Foreign Policy Research Institute A Nation Must Think Before it Acts Revisiting the Perils of Forecasting
Revisiting the Perils of Forecasting

Revisiting the Perils of Forecasting

Original Orbis Piece: Robert Kaplan, “The Perils of Forecasting,” Orbis vol. 65, no. 1 (2021)

Reasons for Revisiting: 2021 appears to be shaping up as a year for media retrospection, whether in missing key developments, misinterpreting emerging trends, or simply failing at efforts to predict. Part of the criticism is that journalists have become less willing to break with prevailing interpretations and narratives. It may be useful, therefore, to re-engage with a point raised by Robert Kaplan about the mindset of contemporary journalists versus the approach taken by intelligence and business analysts.

In the Winter 2021 issue, Kaplan observed:

The intelligence and business communities tend to be much more seasoned and thorough in their analyses of ground-breaking paradigms. That’s because they are not involved in public grandstanding about their own cleverness to the degree that some journalists and academics are. It is also because intelligence agencies and corporations are on a mission to try to get the future right: whether for reasons of national security or the commercial profit motive. Intelligence services and businesses also know that forecasting a middle-term future of five-to-fifteen years is essential, and yet they are aware just how difficult it is. They know that linear thinking is hard to escape from, since extrapolating from current trends is often all one ever has to go on. So they are understanding of attempts at non-linear analysis, even when flawed.

Why is this effort more difficult for members of the media? Kaplan explains:

Intelligence services and corporations, besides having a willingness to listen to arguments about culture, also harbor historical memories, and so they do keep tabs on whether theories vaguely work out as advertised or not; they are not impressed with elegant and engaged writing merely for its own sake. Journalists, contrarily, are consumed with presentness. They tend to judge everything from the vantage point of the current news cycle. And it is this obsession with presentness that obscures historical context, from which the future can be discerned, however imperfectly.

Is this likely to change? Kaplan is not optimistic. As the media and even the academic community focuses on presentness, the demand for analysis is being fulfilled by the analytical firms. Thus, as he notes:

Corporations have been reaching out to private forecasting companies to get a cold-blooded sense of the middle-term future in many places. Having worked for two such firms over the course of the recent decade, Stratfor and Eurasia Group, I can confirm that even when wrong, what such firms really bring to the table is an old-fashioned and comprehensive seriousness about the news of the world and where it is headed, regardless of its human interest value. They also are deliberately amoral: whether an outcome is good or bad does not interest them as a firm. The point is, whether or not they predicted it. Such firms are interested in the economic and political behavior of the mass; more so than in the particular story of individuals: since it is the mass, the vast average, that drives history, perhaps more often than the exceptional few, of whom the media makes heroes and villains. And the more that the media as a whole declines—the more that it traffics in the trivial and remains within predictable philosophical comfort zones—the more necessary such firms will be.
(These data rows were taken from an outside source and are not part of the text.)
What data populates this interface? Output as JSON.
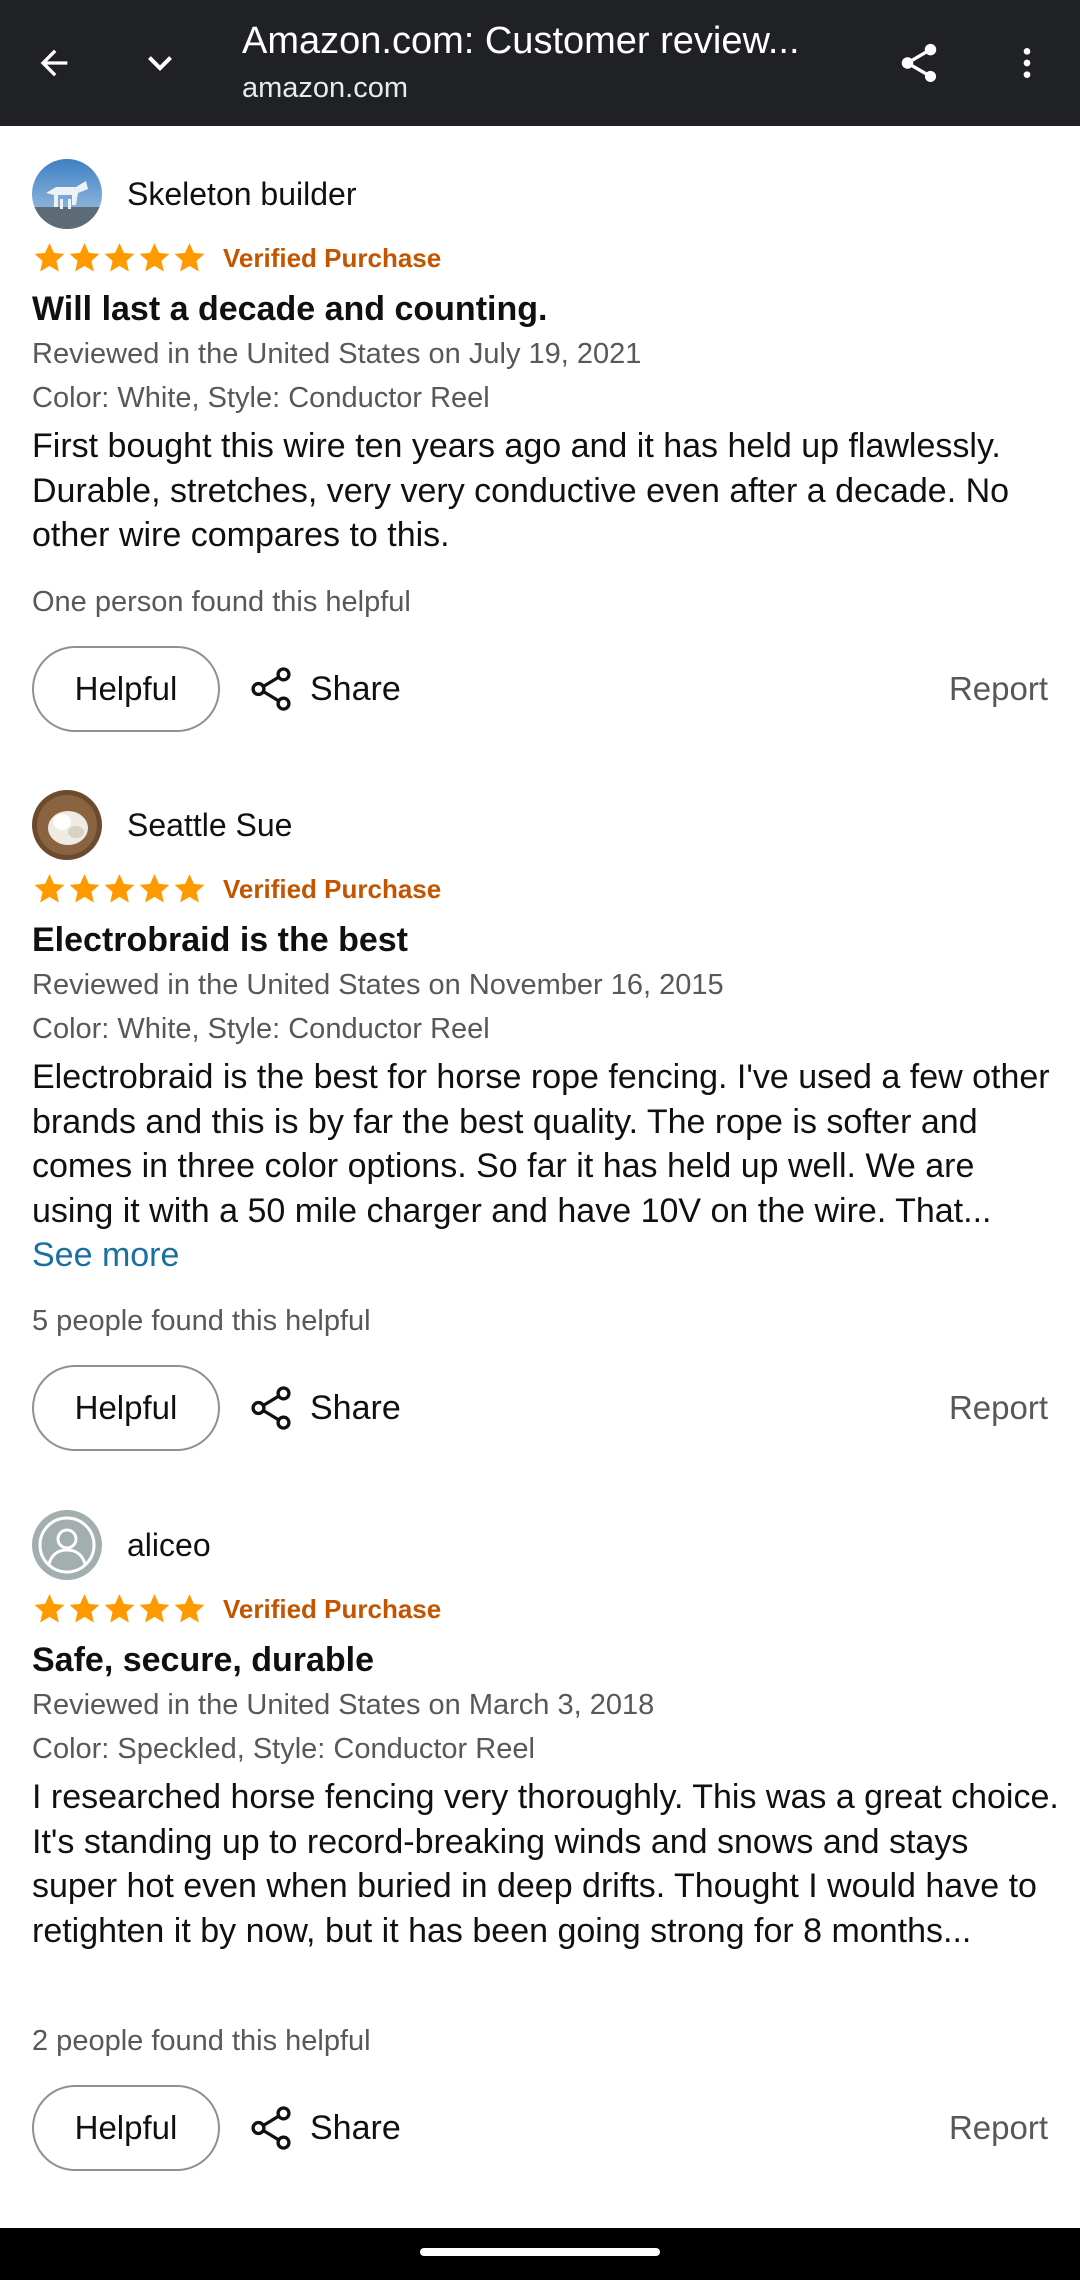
{
  "browser": {
    "title": "Amazon.com: Customer review...",
    "url": "amazon.com",
    "background_color": "#202124"
  },
  "reviews": [
    {
      "author": "Skeleton builder",
      "avatar_icon": "photo-avatar",
      "rating": 5,
      "verified": "Verified Purchase",
      "title": "Will last a decade and counting.",
      "date": "Reviewed in the United States on July 19, 2021",
      "variant": "Color: White, Style: Conductor Reel",
      "body": "First bought this wire ten years ago and it has held up flawlessly. Durable, stretches, very very conductive even after a decade. No other wire compares to this.",
      "see_more": "",
      "helpful_text": "One person found this helpful",
      "helpful_label": "Helpful",
      "share_label": "Share",
      "report_label": "Report"
    },
    {
      "author": "Seattle Sue",
      "avatar_icon": "photo-avatar",
      "rating": 5,
      "verified": "Verified Purchase",
      "title": "Electrobraid is the best",
      "date": "Reviewed in the United States on November 16, 2015",
      "variant": "Color: White, Style: Conductor Reel",
      "body": "Electrobraid is the best for horse rope fencing. I've used a few other brands and this is by far the best quality. The rope is softer and comes in three color options. So far it has held up well. We are using it with a 50 mile charger and have 10V on the wire. That...",
      "see_more": "See more",
      "helpful_text": "5 people found this helpful",
      "helpful_label": "Helpful",
      "share_label": "Share",
      "report_label": "Report"
    },
    {
      "author": "aliceo",
      "avatar_icon": "default-user-avatar",
      "rating": 5,
      "verified": "Verified Purchase",
      "title": "Safe, secure, durable",
      "date": "Reviewed in the United States on March 3, 2018",
      "variant": "Color: Speckled, Style: Conductor Reel",
      "body": "I researched horse fencing very thoroughly. This was a great choice. It's standing up to record-breaking winds and snows and stays super hot even when buried in deep drifts. Thought I would have to retighten it by now, but it has been going strong for 8 months...",
      "see_more": "",
      "helpful_text": "2 people found this helpful",
      "helpful_label": "Helpful",
      "share_label": "Share",
      "report_label": "Report"
    }
  ],
  "colors": {
    "star": "#ff9900",
    "verified": "#c45500",
    "link": "#1a6ea0",
    "secondary_text": "#565959"
  }
}
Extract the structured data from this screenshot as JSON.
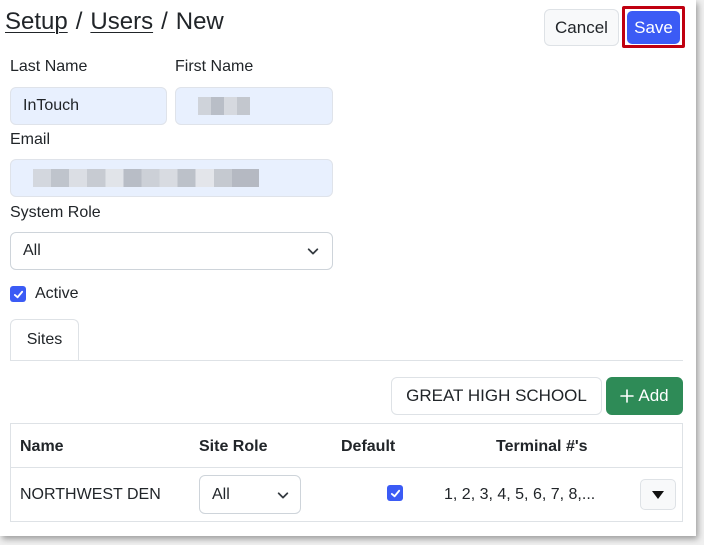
{
  "breadcrumb": {
    "setup": "Setup",
    "users": "Users",
    "current": "New",
    "separator": "/"
  },
  "toolbar": {
    "cancel_label": "Cancel",
    "save_label": "Save"
  },
  "form": {
    "last_name_label": "Last Name",
    "last_name_value": "InTouch",
    "first_name_label": "First Name",
    "email_label": "Email",
    "system_role_label": "System Role",
    "system_role_value": "All",
    "active_label": "Active",
    "active_checked": true
  },
  "tabs": [
    {
      "label": "Sites",
      "active": true
    }
  ],
  "sites": {
    "selected_site": "GREAT HIGH SCHOOL",
    "add_label": "Add",
    "columns": [
      "Name",
      "Site Role",
      "Default",
      "Terminal #'s"
    ],
    "rows": [
      {
        "name": "NORTHWEST DEN",
        "site_role": "All",
        "default": true,
        "terminals": "1, 2, 3, 4, 5, 6, 7, 8,..."
      }
    ]
  },
  "colors": {
    "primary": "#3b5bf5",
    "success": "#2e8b57",
    "input_fill": "#e8f0fe",
    "highlight": "#c00010"
  }
}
The views expressed in this article are those of the author alone and do not necessarily reflect the position of the Foreign Policy Research Institute, a non-partisan organization that seeks to publish well-argued, policy-oriented articles on American foreign policy and national security priorities.